The Awakened Mind boon is basically the Keen Mind feat, without the ability boost, because the feat is almost pure flavor, and isn’t really worth a feat. It’s much more fun to give it out as a reward, I think. Both builds take the War Caster feat at 12, to represent Druid’s inner calm and ability to find his center in even the most stressful situations, thanks to his mystical training.
The Wizard/ Cleric multiclass version is a little broader, but a little less powerful, because of the spreading-out of the ability scores. Druid is supposed to be good at everything, and I thought it would be fun to represent this with the broadly average ability score and the human “bump all stats by one” (with one alteration, trading a couple of points around so his Intelligence is a little higher). That seemed like an interesting choice, and not one that gets made a lot. This way, he’s better than most human at everything, but doesn’t stand out in any one area (and his abilities are primed to multi-class).
I honestly can’t decide which of them I like better. The Knowledge Domain Cleric gives him more access to skills, which fits his powers, and the Illusion School does the same, but the Mentalist fits the story of the character well, as a pulp hero.

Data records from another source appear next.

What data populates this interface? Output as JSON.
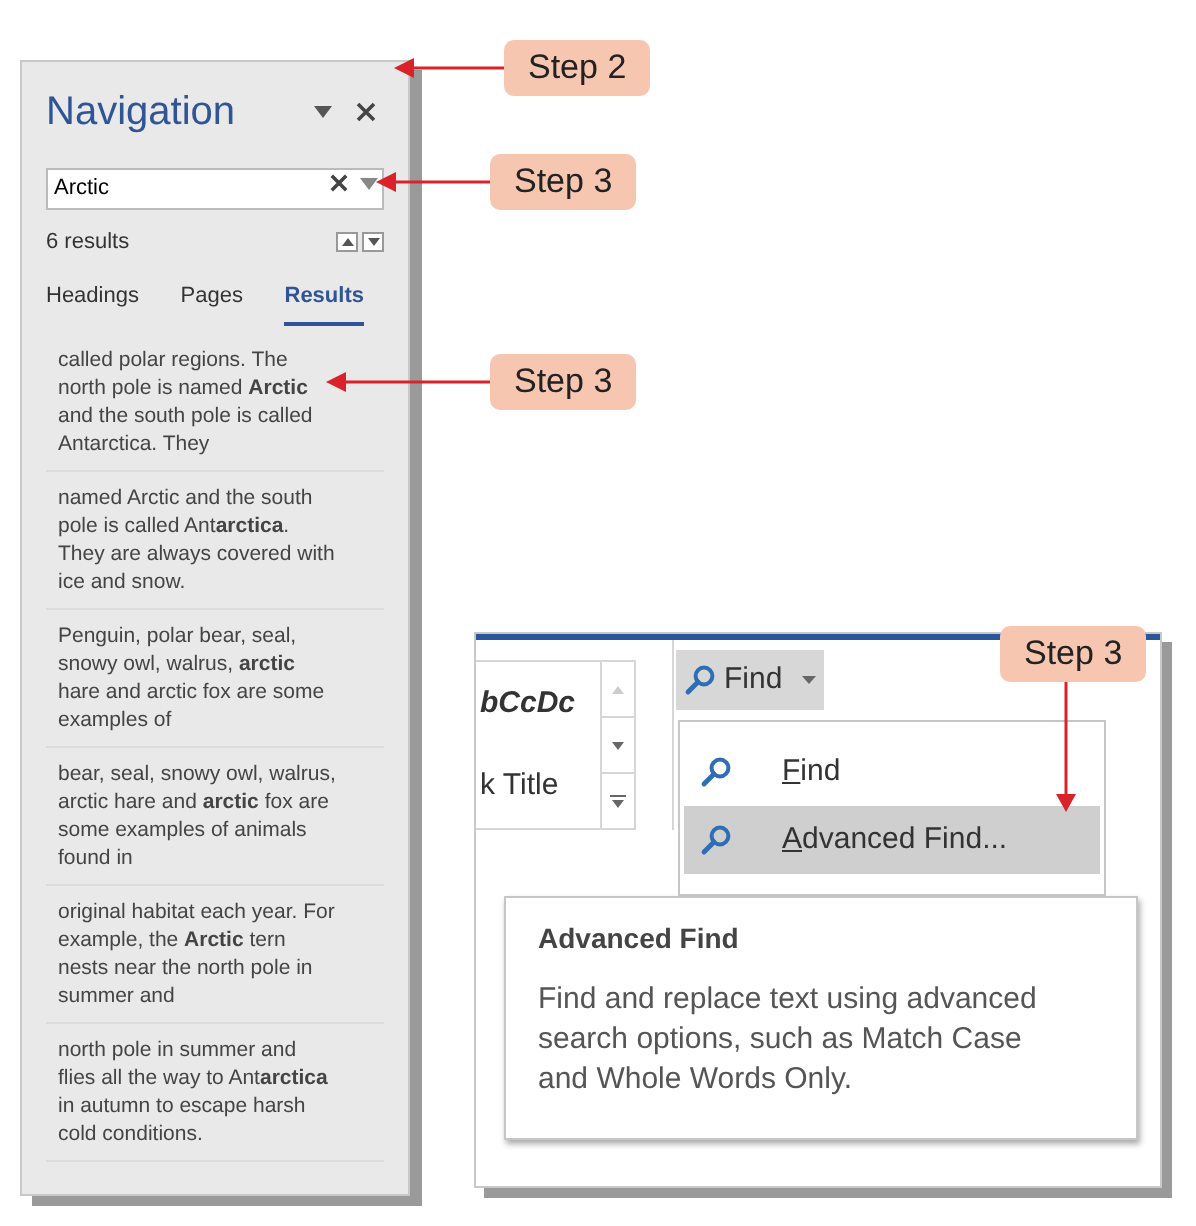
{
  "navigation": {
    "title": "Navigation",
    "search": {
      "value": "Arctic"
    },
    "result_count": "6 results",
    "tabs": [
      {
        "label": "Headings",
        "selected": false
      },
      {
        "label": "Pages",
        "selected": false
      },
      {
        "label": "Results",
        "selected": true
      }
    ],
    "results": [
      {
        "text": "called polar regions. The north pole is named **Arctic** and the south pole is called Antarctica. They"
      },
      {
        "text": "named Arctic and the south pole is called Ant**arctica**. They are always covered with ice and snow."
      },
      {
        "text": "Penguin, polar bear, seal, snowy owl, walrus, **arctic** hare and arctic fox are some examples of"
      },
      {
        "text": "bear, seal, snowy owl, walrus, arctic hare and **arctic** fox are some examples of animals found in"
      },
      {
        "text": "original habitat each year. For example, the **Arctic** tern nests near the north pole in summer and"
      },
      {
        "text": "north pole in summer and flies all the way to Ant**arctica** in autumn to escape harsh cold conditions."
      }
    ]
  },
  "ribbon": {
    "style_samples": [
      "bCcDc",
      "k Title"
    ],
    "find_button": "Find",
    "menu": [
      {
        "underlined": "F",
        "rest": "ind",
        "selected": false
      },
      {
        "underlined": "A",
        "rest": "dvanced Find...",
        "selected": true
      }
    ],
    "tooltip": {
      "title": "Advanced Find",
      "body": "Find and replace text using advanced search options, such as Match Case and Whole Words Only."
    }
  },
  "callouts": [
    {
      "label": "Step 2"
    },
    {
      "label": "Step 3"
    },
    {
      "label": "Step 3"
    },
    {
      "label": "Step 3"
    }
  ]
}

His magical items should never be offensive, but should be all about knowledge, finding hidden things, and taking advantage of his knowledge. Even more fun would be to have a lot of minor magical items all the time, potions, bags of tricks, feather tokens, and so on, so that he always has something to pull out of his bag.
That’s Dr. Druid!
What do you think? Is Druid as great a PC as he is terrible a hero? Which build looks like more fun to play? Does Hercules capture the majesty of myth without breaking the rules (much)? These aren’t the “larger than life” heroes from the movie, I don’t think, but they are exactly the right size for a party of PCs.